The main theme of this thesis is to investigate the interaction between market efficiency and liquidity. In particular to document time- and cross-sectional variation in market efficiency, and whether individual stock efficiency co-moves with aggregate market efficiency; to investigate why inefficiencies arise and how trading against these inefficiencies affects market liquidity. Theory predicts that arbitrage improves financial market liquidity when arbitrage opportunities arise as a result of temporary demand shocks and worsens liquidity when arbitrage opportunities arise as a result of differences in information. My analysis suggests that around 70% of the arbitrage opportunities arise as a result of demand shocks. Consistent with theory, I then show that an increase in arbitrage activity is associated with a reduction in market order imbalance and an improvement in liquidity.

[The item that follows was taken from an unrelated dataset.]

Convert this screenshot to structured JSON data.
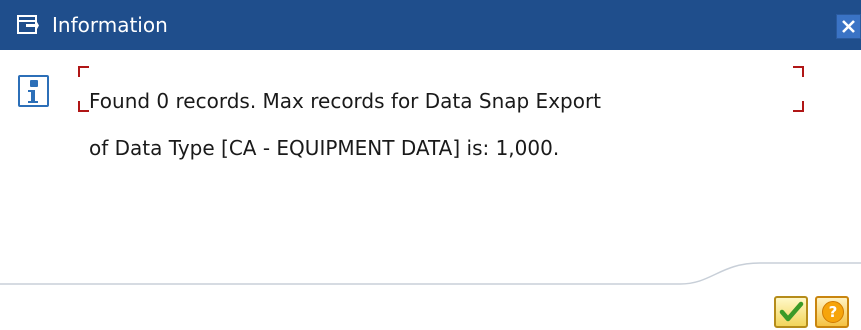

|Award date||18 Dec 2015|
|Place of Publication||Rotterdam|
|Publication status||Published - 18 Dec 2015|